“Fintech New York: Partnerships, Platforms and Open Innovation” Accenture, 2015With our Spotify slide you might have already noticed a few things that can be done to improve the look of the slide. The first is to align these subtitles, both to each other but also to the margins of the slide. The next is to make sure we’ve got the details included for our chart. Then finally, we can add sources to the bottom of the slide. And with that, our slide looks pretty good. It might look a little simple, but the slide we’ve made is a clear and well-structured slide that’s going to be more insightful than 99% of the PowerPoint slides out there. In this post I took my time really trying to explain the details of each step. But with practice, you can use this framework to build slides in just a few minutes. Decide on a message, organize your information, visualize that information, make your insights clear, and of course, don’t forget the extras. If you’re looking to build your own high-quality, consulting-style slides, be sure to check out our advanced courses for individual learners and for teams.
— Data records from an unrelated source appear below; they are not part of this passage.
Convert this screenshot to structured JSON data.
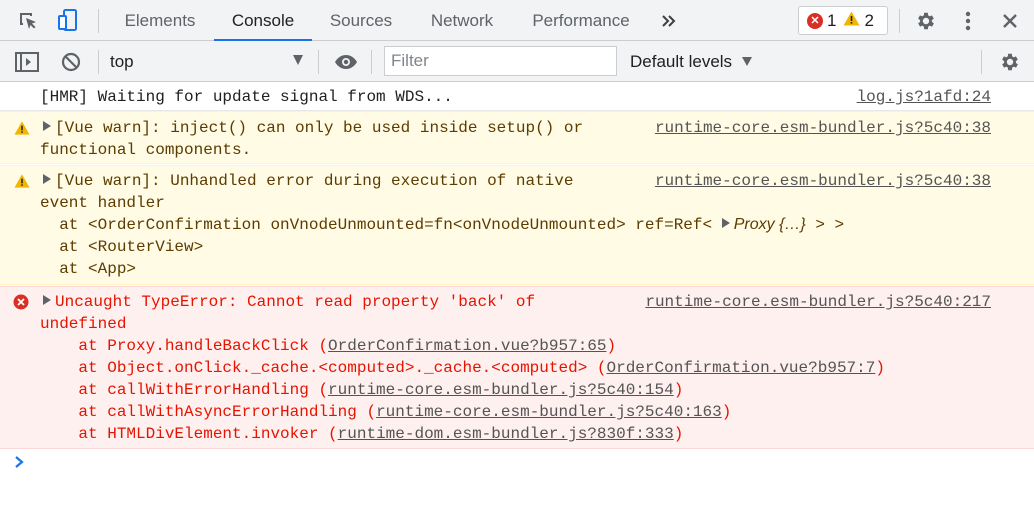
{
  "tabs": [
    {
      "label": "Elements"
    },
    {
      "label": "Console"
    },
    {
      "label": "Sources"
    },
    {
      "label": "Network"
    },
    {
      "label": "Performance"
    }
  ],
  "active_tab": "Console",
  "counts": {
    "errors": "1",
    "warnings": "2"
  },
  "toolbar": {
    "context": "top",
    "filter_placeholder": "Filter",
    "filter_value": "",
    "levels": "Default levels"
  },
  "messages": {
    "m1": {
      "text": "[HMR] Waiting for update signal from WDS...",
      "source": "log.js?1afd:24"
    },
    "m2": {
      "line1": "[Vue warn]: inject() can only be used inside setup() or",
      "line2": "functional components.",
      "source": "runtime-core.esm-bundler.js?5c40:38"
    },
    "m3": {
      "line1": "[Vue warn]: Unhandled error during execution of native",
      "line2": "event handler",
      "at1_pre": "  at <OrderConfirmation onVnodeUnmounted=fn<onVnodeUnmounted> ref=Ref< ",
      "at1_proxy": "Proxy {…}",
      "at1_post": " > >",
      "at2": "  at <RouterView>",
      "at3": "  at <App>",
      "source": "runtime-core.esm-bundler.js?5c40:38"
    },
    "m4": {
      "line1": "Uncaught TypeError: Cannot read property 'back' of",
      "line2": "undefined",
      "source": "runtime-core.esm-bundler.js?5c40:217",
      "stack": [
        {
          "fn": "    at Proxy.handleBackClick (",
          "link": "OrderConfirmation.vue?b957:65",
          "end": ")"
        },
        {
          "fn": "    at Object.onClick._cache.<computed>._cache.<computed> (",
          "link": "OrderConfirmation.vue?b957:7",
          "end": ")"
        },
        {
          "fn": "    at callWithErrorHandling (",
          "link": "runtime-core.esm-bundler.js?5c40:154",
          "end": ")"
        },
        {
          "fn": "    at callWithAsyncErrorHandling (",
          "link": "runtime-core.esm-bundler.js?5c40:163",
          "end": ")"
        },
        {
          "fn": "    at HTMLDivElement.invoker (",
          "link": "runtime-dom.esm-bundler.js?830f:333",
          "end": ")"
        }
      ]
    }
  },
  "colors": {
    "accent": "#1a73e8",
    "error": "#e51400",
    "warning_icon": "#f2b600",
    "error_icon": "#d93025"
  }
}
Source Information: “Customer Experience: The 14BN Risk” Oliver Wyman, 2018 https://www.oliverwyman.es/content/dam/oliver-wyman/Iberia/Customer%20Experience.pdf “Challenges in Mining: Scarcity or Opportunity?” McKinsey, 2015 https://worldmaterialsforum.com/files/downloads/5-Rare_20Raw_20Material_20Issues.pdf “Technology’s role in mineral criticality” McKinsey, 2017 https://worldmaterialsforum.com/files/Presentations2017/PlenarySession1/WMF2017-McKinsey-Franck-Bekeart.pdf “Loose dogs in Dallas: Strategic Recommendations to Improve Public Safety and Animal Welfare in Dallas” BCG, 2016 https://dallascityhall.com/government/Council%20Meeting%20Documents/loose-dogs-in-dallas-strategic-recommendations-to-improve-public-safety-and-animal-welfare_combined_083016.pdf “Fintech New York: Partnerships, Platforms and Open Innovation” Kearney, 2020 https://www.kearney.com/documents/783760/825173/COVID-19+and+Effects+on+Turkey_v1.pdf/0cce22fb-e035-f16a-49f1-70deeb5cc112?t=1585067844932 “Responding to Covid-19” Oliver Wyman, 2021 https://www.oliverwyman.com/content/dam/oliver-wyman/v2/publications/2020/March/COVID-19-Primer.pdf “The Open Education Resources ecosystem” BCG, 2013 https://www.hewlett.org/wp-content/uploads/2016/08/The%20Open%20Educational%20Resources%20Ecosystem.pdf “Making zero-emission trucking a reality” Strategy&, 2020 https://www.strategyand.pwc.com/de/en/industries/transport/green-trucking-2020/truck-study-2020.pdf “Fintech New York: Partnerships, Platforms and Open Innovation” Accenture, 2015 https://www.slideshare.net/accenture/fintech-new-york-partnerships-platforms-and-open-innovation You can watch a video version of this article on YouTube.